This past weekend, I was one of 18 participants in the Presbyterian Peace Fellowship’s Discernment and Training for the Colombia Accompaniment Program (CAP). During an intense three days, we sought to learn the history of the nation of Colombia over the past 50 years, explore the origin of the CAP and dig into the nitty-gritty of life as an accompanier with the Iglesia Presbiteriana de Colombia (IPC). We gathered to discern whether God was calling us to a month of looking and listening in Colombia.
Contrary to stereotypical mission work, the work of an accompanier is a commitment to the ministry of presence. This weekend, we were challenged to think about how we would feel spending a month with the sole purpose of holding presence with our Colombian hosts. As 18 white folks with U.S. passports, we were a group with immense privilege and power. We were challenged to shift our understanding and commitment to develop a practice that would serve us not only as acompañantes but in our day-to-day life. How do we prioritize looking and listening over doing?
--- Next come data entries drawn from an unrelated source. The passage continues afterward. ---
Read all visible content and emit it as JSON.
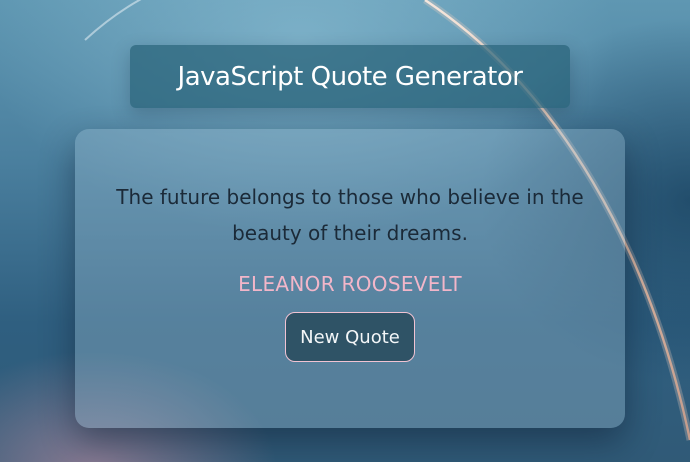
{
  "header": {
    "title": "JavaScript Quote Generator"
  },
  "quote": {
    "text": "The future belongs to those who believe in the beauty of their dreams.",
    "author": "ELEANOR ROOSEVELT"
  },
  "actions": {
    "new_quote_label": "New Quote"
  },
  "colors": {
    "author_accent": "#f2b6c9",
    "button_bg": "#2f5366",
    "button_border": "#f1c3d3",
    "title_box_bg": "#28627a"
  }
}
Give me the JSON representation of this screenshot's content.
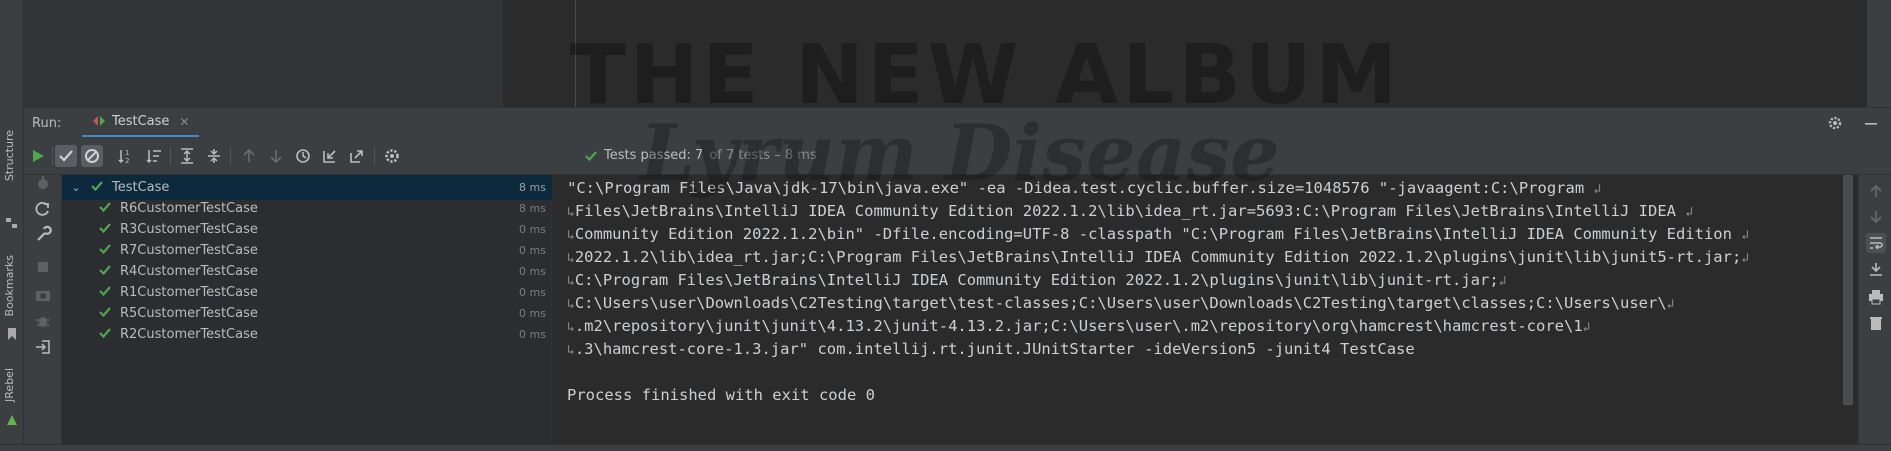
{
  "watermark": {
    "line1": "THE NEW ALBUM",
    "line2": "Lyrum Disease"
  },
  "sidebar": {
    "structure": "Structure",
    "bookmarks": "Bookmarks",
    "jrebel": "JRebel",
    "more": "»"
  },
  "run": {
    "label": "Run:",
    "tab_title": "TestCase",
    "tab_close": "✕"
  },
  "toolbar": {
    "icons": [
      "rerun-icon",
      "show-passed-icon",
      "show-ignored-icon",
      "sort-alpha-icon",
      "sort-duration-icon",
      "expand-all-icon",
      "collapse-all-icon",
      "prev-failed-icon",
      "next-failed-icon",
      "history-icon",
      "import-icon",
      "export-icon",
      "settings-icon"
    ],
    "status_main": "Tests passed: 7",
    "status_sub": "of 7 tests – 8 ms"
  },
  "tree": [
    {
      "name": "TestCase",
      "time": "8 ms",
      "root": true
    },
    {
      "name": "R6CustomerTestCase",
      "time": "8 ms"
    },
    {
      "name": "R3CustomerTestCase",
      "time": "0 ms"
    },
    {
      "name": "R7CustomerTestCase",
      "time": "0 ms"
    },
    {
      "name": "R4CustomerTestCase",
      "time": "0 ms"
    },
    {
      "name": "R1CustomerTestCase",
      "time": "0 ms"
    },
    {
      "name": "R5CustomerTestCase",
      "time": "0 ms"
    },
    {
      "name": "R2CustomerTestCase",
      "time": "0 ms"
    }
  ],
  "console": {
    "lines": [
      "\"C:\\Program Files\\Java\\jdk-17\\bin\\java.exe\" -ea -Didea.test.cyclic.buffer.size=1048576 \"-javaagent:C:\\Program",
      "Files\\JetBrains\\IntelliJ IDEA Community Edition 2022.1.2\\lib\\idea_rt.jar=5693:C:\\Program Files\\JetBrains\\IntelliJ IDEA",
      "Community Edition 2022.1.2\\bin\" -Dfile.encoding=UTF-8 -classpath \"C:\\Program Files\\JetBrains\\IntelliJ IDEA Community Edition",
      "2022.1.2\\lib\\idea_rt.jar;C:\\Program Files\\JetBrains\\IntelliJ IDEA Community Edition 2022.1.2\\plugins\\junit\\lib\\junit5-rt.jar;",
      "C:\\Program Files\\JetBrains\\IntelliJ IDEA Community Edition 2022.1.2\\plugins\\junit\\lib\\junit-rt.jar;",
      "C:\\Users\\user\\Downloads\\C2Testing\\target\\test-classes;C:\\Users\\user\\Downloads\\C2Testing\\target\\classes;C:\\Users\\user\\",
      ".m2\\repository\\junit\\junit\\4.13.2\\junit-4.13.2.jar;C:\\Users\\user\\.m2\\repository\\org\\hamcrest\\hamcrest-core\\1",
      ".3\\hamcrest-core-1.3.jar\" com.intellij.rt.junit.JUnitStarter -ideVersion5 -junit4 TestCase",
      "",
      "Process finished with exit code 0"
    ],
    "wrap_marker": "↲",
    "continue_marker": "↳"
  },
  "colors": {
    "check_green": "#4fa64f",
    "accent_blue": "#4a88c7",
    "selection": "#0d293e"
  }
}
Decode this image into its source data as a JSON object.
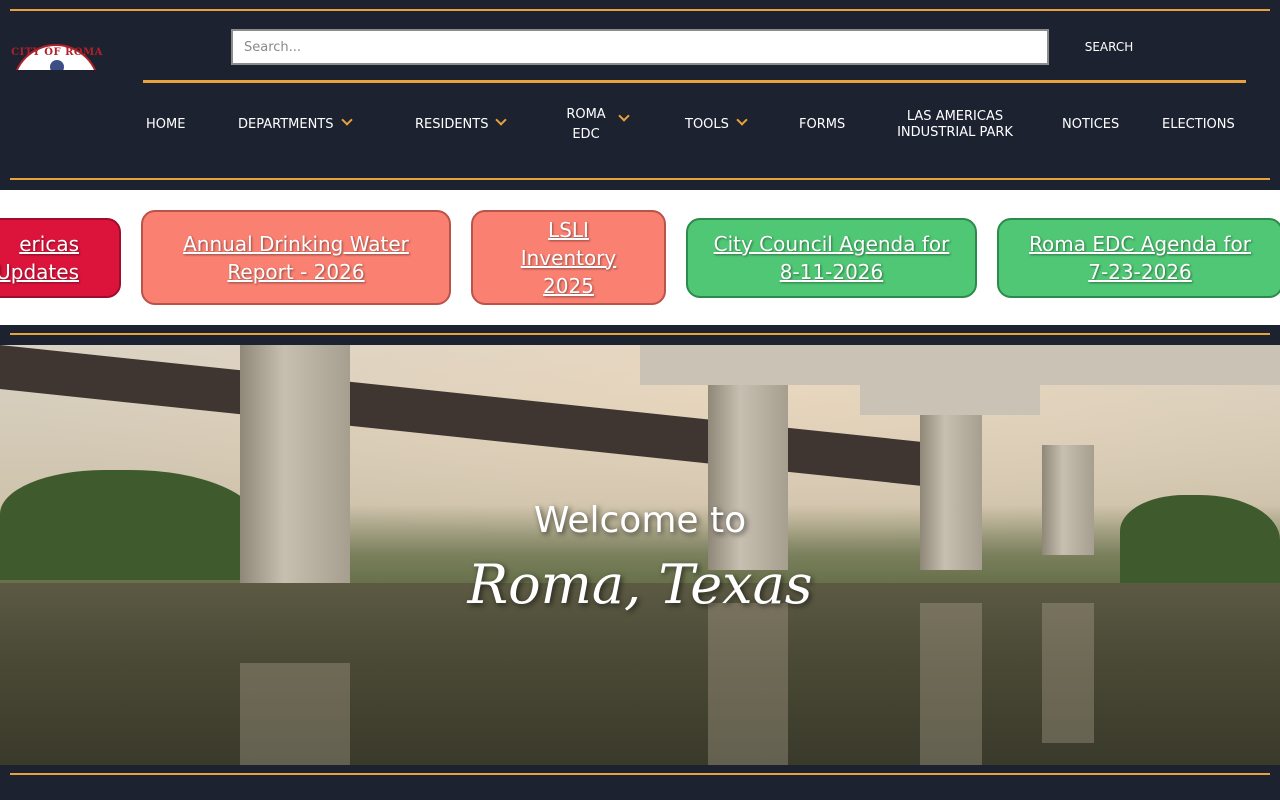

These conversations brought me back to my first couple of months as a Young Adult Volunteer in Tucson in 2013. Much of my time at Southside Presbyterian was spent being present, hanging out with people eating breakfast, speaking broken Spanish with day laborers in the parking lot. I struggled with this, realizing then how programmed I was to want to accomplish tasks. But, I was challenged then as I was this weekend to acknowledge and practice the power of presence. The IPC continues to request more accompaniers because our presence helps them to defend their rights. When the Colombian government sees that the Presbyterian Church there has United Statesian* friends who visit, they are less likely to infringe on their rights. Even still, they are still much more at risk than we will ever be in their country. That was a tension we wrestled with as a group. And one we were challenged to sit with.
Throughout the weekend, we were given two opportunities to practice looking and listening. On Sunday afternoon, we did a partner walk. Each person in a pair was given 15 minutes to discuss their process of discernment for the program. The partner’s job was to listen well without interrupting. As I listened to my partner Leslie, I was reminded how difficult it is to not interject! But, I learned so much about her by listening to understand, not to respond.
On Monday morning, we split up into three groups to visit local Tucson community groups. Once again, our goal was to listen and learn from the community groups. Two groups visited shelters for asylum-seeking families; my group visited the House of Neighborly Service (HNS), a community center with a focus on economic advancement opportunities for women. During our reflection after, Alison asked us to imagine that we couldn’t understand the language of our host at the community group. What, then, did we see? This question caught me by surprise. What did I see that would tell me something about the work of HNS? I take comfort in understanding every detail of what someone says to me, often frustrated when I misunderstand something in Spanish. How can I rely on my other senses to understand the world around me? How can this serve me as an accompanier? In my daily life?
The more power you hold in the world, the less you’ve been told to be quiet and listen. As a white woman with a U.S. passport, I have been socialized to take up space in most spaces. Usually, I’m listened to. As I leave this weekend committed to one day becoming a Colombia accompanier, I feel empowered to continuing to develop these skills of observation and listening. It’s one way I can use my power for good.
*American is a misnomer because it includes all people of Latin America. We’re trying to normalize ‘United Statesian as an alternative adjective.”